◆ **EXERCISE MATERIALS**
———

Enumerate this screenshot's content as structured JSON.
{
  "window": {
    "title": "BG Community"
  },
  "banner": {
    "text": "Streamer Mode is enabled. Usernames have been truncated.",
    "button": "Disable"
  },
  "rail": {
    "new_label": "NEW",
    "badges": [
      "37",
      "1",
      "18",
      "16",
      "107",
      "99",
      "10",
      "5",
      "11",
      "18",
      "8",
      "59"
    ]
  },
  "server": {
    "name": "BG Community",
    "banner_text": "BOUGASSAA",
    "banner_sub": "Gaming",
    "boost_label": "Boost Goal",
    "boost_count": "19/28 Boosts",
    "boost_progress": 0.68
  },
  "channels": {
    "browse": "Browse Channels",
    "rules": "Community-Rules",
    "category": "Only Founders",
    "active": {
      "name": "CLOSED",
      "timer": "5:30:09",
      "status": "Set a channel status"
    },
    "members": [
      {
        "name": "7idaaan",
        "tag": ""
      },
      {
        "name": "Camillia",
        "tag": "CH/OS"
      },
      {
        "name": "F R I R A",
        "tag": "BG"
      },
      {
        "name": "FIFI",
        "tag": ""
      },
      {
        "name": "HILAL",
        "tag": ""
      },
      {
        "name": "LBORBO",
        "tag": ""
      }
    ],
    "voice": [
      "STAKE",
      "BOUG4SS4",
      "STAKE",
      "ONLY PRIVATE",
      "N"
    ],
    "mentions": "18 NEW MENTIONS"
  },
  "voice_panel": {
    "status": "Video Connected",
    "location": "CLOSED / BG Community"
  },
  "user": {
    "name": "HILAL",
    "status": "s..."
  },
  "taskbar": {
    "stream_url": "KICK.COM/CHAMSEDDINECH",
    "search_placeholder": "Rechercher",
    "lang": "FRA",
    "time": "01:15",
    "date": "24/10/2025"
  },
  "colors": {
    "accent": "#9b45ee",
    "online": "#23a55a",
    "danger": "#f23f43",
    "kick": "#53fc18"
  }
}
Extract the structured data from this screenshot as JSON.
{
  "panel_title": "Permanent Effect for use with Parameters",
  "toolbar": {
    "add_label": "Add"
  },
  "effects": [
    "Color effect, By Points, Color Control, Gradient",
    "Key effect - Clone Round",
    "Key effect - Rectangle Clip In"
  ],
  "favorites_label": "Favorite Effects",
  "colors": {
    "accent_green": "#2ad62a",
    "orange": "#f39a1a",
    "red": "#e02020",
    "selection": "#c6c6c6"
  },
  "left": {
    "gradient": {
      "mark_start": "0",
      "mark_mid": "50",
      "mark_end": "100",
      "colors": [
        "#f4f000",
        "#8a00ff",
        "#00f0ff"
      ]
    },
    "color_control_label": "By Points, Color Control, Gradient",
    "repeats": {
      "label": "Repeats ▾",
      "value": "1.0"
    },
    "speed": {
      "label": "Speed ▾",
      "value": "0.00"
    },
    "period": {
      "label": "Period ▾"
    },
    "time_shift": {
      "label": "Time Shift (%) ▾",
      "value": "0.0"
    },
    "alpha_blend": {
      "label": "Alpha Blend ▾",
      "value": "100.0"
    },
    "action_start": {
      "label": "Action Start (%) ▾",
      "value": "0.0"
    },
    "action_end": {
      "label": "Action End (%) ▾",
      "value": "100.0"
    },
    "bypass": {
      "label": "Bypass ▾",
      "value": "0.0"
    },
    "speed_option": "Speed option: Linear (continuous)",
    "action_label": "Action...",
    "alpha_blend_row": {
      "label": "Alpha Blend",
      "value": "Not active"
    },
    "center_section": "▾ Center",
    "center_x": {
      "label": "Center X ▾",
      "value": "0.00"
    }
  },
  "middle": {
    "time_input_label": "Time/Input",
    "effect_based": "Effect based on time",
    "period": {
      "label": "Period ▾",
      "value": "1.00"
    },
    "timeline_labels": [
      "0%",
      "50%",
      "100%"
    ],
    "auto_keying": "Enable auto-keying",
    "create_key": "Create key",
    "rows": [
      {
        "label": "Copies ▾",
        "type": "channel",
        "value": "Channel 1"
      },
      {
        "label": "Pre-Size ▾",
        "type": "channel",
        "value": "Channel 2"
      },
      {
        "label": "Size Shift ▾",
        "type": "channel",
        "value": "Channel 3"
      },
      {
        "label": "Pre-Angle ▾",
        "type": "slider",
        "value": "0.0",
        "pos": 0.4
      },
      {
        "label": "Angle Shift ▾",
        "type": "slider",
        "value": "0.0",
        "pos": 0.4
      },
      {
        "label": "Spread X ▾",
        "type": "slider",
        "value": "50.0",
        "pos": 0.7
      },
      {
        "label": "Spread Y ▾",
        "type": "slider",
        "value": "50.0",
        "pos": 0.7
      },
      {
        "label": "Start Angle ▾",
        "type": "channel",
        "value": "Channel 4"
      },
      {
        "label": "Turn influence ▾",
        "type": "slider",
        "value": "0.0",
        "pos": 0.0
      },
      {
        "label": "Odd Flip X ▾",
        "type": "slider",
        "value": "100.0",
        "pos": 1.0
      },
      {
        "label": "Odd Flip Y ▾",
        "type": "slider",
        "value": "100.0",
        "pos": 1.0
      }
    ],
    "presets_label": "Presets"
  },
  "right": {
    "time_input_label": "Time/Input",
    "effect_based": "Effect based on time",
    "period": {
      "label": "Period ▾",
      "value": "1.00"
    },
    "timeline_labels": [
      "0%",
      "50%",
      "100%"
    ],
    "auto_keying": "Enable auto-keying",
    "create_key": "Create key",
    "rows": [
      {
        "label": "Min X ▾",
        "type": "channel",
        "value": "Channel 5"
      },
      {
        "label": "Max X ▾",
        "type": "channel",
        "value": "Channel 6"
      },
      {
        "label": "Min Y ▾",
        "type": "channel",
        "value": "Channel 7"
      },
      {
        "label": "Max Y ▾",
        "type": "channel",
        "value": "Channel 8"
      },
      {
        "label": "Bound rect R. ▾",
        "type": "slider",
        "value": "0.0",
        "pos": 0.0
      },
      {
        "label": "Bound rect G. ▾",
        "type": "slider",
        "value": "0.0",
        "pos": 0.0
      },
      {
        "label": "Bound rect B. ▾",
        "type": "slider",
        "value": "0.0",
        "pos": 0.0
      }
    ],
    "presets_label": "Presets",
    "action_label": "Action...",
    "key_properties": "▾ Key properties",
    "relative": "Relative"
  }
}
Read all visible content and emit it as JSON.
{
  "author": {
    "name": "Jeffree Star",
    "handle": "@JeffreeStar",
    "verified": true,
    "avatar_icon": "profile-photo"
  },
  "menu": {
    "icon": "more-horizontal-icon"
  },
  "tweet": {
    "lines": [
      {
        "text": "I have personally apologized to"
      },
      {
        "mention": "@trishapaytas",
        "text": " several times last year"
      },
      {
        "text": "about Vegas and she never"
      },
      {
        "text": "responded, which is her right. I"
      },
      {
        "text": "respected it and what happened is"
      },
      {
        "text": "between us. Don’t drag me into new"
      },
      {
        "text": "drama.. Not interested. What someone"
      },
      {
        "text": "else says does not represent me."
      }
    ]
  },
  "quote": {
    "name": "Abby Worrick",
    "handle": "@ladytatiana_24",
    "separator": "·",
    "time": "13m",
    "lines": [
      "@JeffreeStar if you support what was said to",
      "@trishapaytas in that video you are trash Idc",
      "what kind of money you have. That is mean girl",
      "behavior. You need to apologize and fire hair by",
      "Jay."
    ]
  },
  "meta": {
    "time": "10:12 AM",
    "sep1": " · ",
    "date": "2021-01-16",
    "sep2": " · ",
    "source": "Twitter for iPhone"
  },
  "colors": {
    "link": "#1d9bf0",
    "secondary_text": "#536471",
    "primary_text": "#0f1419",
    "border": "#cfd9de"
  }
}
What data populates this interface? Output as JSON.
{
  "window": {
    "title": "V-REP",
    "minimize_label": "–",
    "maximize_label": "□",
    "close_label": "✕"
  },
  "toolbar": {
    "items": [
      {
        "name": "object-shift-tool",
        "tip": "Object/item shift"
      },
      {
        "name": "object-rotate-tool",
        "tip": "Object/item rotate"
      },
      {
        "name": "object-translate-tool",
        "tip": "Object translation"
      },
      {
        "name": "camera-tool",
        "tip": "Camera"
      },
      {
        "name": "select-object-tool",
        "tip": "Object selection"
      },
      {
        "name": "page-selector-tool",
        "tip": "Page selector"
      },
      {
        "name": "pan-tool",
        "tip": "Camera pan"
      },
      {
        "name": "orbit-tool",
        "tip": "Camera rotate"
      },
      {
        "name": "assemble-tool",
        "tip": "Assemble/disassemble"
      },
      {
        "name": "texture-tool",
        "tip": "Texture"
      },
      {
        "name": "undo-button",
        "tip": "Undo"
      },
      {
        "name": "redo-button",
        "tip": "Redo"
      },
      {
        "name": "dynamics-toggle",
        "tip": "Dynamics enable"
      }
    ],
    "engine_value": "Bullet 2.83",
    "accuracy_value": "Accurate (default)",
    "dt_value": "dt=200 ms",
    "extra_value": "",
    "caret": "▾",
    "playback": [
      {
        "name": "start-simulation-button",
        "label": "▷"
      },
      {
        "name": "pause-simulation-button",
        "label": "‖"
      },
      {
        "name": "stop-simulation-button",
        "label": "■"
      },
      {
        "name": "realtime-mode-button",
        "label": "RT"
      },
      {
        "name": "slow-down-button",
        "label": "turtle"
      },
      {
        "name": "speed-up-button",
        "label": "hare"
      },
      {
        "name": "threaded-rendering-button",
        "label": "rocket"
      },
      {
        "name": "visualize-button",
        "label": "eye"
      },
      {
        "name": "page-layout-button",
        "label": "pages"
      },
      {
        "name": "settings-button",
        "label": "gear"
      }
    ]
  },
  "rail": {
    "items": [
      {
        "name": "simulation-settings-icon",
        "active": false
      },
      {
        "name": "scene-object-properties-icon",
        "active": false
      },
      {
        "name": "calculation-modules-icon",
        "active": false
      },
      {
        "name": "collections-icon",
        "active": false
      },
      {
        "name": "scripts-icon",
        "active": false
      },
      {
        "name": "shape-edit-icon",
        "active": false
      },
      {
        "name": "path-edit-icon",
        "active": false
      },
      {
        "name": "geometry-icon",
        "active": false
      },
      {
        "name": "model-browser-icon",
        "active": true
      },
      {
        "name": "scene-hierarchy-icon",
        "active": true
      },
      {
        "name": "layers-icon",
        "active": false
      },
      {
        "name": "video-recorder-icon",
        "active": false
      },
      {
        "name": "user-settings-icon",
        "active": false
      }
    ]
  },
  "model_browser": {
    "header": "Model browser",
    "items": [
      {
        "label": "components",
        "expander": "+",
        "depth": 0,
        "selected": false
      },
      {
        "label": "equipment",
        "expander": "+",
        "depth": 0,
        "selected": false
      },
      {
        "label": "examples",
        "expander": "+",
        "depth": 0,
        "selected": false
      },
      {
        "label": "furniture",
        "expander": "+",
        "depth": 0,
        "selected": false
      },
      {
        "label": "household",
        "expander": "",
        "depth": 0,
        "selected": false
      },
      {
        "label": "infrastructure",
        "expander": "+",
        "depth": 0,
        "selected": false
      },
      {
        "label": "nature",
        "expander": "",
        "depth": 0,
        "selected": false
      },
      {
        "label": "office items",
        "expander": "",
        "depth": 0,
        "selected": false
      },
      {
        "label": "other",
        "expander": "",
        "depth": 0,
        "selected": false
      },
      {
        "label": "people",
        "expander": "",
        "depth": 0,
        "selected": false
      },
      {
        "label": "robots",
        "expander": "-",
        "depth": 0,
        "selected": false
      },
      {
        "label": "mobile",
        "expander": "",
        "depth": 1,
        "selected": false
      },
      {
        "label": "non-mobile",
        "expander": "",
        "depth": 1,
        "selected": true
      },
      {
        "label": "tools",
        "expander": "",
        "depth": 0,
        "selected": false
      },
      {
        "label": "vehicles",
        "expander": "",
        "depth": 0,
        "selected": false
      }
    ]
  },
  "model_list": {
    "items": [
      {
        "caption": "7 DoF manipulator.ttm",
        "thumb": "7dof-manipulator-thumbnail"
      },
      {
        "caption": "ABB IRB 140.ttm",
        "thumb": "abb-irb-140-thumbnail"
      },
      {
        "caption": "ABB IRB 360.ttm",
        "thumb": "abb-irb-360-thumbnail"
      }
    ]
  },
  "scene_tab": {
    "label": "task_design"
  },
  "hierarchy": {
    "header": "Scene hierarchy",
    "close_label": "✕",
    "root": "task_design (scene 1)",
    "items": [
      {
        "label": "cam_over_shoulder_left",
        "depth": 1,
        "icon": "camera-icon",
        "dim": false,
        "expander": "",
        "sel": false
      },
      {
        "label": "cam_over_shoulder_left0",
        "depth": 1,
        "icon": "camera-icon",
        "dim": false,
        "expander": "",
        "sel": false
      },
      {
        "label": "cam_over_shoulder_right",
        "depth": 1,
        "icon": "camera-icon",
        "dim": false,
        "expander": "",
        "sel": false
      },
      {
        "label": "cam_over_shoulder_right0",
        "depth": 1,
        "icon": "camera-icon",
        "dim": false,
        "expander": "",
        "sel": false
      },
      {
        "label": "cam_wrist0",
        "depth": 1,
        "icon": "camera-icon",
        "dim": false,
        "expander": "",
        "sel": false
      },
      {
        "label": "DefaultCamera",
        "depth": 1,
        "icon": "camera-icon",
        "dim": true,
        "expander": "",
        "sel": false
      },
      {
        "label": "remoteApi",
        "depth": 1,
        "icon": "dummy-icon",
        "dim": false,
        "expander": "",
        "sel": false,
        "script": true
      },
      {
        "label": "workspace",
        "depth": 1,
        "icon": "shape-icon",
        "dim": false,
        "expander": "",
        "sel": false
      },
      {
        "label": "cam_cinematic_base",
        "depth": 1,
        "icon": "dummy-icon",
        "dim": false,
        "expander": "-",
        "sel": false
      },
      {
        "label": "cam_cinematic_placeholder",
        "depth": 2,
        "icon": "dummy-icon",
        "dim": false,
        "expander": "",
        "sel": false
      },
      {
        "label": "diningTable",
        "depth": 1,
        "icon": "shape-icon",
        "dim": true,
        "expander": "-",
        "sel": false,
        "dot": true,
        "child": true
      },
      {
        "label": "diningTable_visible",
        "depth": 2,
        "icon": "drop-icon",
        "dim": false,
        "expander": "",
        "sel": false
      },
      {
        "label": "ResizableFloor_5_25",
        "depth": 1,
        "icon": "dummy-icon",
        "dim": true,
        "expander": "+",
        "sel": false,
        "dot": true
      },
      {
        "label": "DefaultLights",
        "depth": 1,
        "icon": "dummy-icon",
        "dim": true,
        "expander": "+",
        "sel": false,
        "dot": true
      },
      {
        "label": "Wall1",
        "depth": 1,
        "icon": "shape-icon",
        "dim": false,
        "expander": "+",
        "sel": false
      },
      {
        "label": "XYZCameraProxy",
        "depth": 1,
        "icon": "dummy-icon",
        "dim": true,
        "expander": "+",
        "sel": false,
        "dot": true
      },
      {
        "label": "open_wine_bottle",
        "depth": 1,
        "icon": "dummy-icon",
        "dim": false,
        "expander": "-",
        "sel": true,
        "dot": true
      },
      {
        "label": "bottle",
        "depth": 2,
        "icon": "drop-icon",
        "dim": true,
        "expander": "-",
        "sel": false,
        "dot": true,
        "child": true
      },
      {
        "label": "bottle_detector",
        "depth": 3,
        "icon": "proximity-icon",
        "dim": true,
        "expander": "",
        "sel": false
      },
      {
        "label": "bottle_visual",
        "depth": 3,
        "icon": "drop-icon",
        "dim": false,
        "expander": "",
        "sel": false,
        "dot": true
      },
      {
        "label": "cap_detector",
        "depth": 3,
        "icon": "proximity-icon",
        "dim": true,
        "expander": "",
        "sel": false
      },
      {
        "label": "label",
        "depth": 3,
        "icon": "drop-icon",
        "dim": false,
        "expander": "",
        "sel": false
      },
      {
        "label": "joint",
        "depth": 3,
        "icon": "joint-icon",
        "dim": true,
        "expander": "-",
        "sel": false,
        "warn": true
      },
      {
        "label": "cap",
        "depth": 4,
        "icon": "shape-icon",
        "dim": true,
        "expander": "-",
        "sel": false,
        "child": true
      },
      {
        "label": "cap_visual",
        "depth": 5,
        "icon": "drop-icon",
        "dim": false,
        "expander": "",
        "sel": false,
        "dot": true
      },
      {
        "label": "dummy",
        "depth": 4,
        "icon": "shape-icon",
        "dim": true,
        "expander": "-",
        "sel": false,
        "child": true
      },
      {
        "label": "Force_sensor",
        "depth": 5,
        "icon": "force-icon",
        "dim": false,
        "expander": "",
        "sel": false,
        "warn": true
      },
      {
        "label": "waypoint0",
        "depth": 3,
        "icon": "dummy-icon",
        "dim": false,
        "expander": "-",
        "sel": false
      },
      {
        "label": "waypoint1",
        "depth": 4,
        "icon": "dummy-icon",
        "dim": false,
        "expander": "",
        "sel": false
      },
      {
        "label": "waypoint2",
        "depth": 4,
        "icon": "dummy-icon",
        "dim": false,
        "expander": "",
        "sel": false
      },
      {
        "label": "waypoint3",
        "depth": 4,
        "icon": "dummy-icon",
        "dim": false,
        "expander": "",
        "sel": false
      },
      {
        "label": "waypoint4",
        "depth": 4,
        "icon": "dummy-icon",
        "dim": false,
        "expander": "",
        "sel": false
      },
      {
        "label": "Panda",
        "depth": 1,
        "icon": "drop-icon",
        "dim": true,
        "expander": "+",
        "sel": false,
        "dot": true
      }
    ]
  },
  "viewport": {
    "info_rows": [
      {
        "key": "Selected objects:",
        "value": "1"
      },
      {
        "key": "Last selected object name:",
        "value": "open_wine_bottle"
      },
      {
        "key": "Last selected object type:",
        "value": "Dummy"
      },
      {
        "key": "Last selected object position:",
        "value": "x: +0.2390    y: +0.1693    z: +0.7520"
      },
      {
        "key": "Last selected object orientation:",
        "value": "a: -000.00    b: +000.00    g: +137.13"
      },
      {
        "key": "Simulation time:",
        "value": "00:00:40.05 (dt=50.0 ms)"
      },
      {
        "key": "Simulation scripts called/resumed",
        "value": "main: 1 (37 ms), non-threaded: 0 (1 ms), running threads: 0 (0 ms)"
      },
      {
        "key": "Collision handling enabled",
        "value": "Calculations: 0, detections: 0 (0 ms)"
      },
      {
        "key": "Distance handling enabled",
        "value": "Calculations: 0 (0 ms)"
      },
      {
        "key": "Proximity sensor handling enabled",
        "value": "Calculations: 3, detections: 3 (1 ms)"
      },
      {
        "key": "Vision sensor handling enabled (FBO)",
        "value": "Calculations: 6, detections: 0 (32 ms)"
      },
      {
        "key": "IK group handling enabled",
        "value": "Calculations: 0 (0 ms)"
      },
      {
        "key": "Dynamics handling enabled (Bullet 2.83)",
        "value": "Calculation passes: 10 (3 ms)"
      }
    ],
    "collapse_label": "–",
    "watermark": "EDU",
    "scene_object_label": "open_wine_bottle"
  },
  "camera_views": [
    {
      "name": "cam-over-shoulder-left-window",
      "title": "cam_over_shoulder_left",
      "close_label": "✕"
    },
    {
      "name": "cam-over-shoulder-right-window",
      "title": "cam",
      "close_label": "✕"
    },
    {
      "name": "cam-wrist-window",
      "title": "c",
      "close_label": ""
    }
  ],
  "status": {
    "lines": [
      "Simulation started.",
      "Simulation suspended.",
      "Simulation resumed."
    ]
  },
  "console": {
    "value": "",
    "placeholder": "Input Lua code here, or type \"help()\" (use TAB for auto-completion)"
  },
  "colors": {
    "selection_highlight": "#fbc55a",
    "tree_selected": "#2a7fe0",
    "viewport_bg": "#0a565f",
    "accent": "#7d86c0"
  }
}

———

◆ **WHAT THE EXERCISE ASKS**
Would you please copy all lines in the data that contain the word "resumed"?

◆ **EXPECTED OUTPUT**
        "key": "Simulation scripts called/resumed",
      "Simulation resumed."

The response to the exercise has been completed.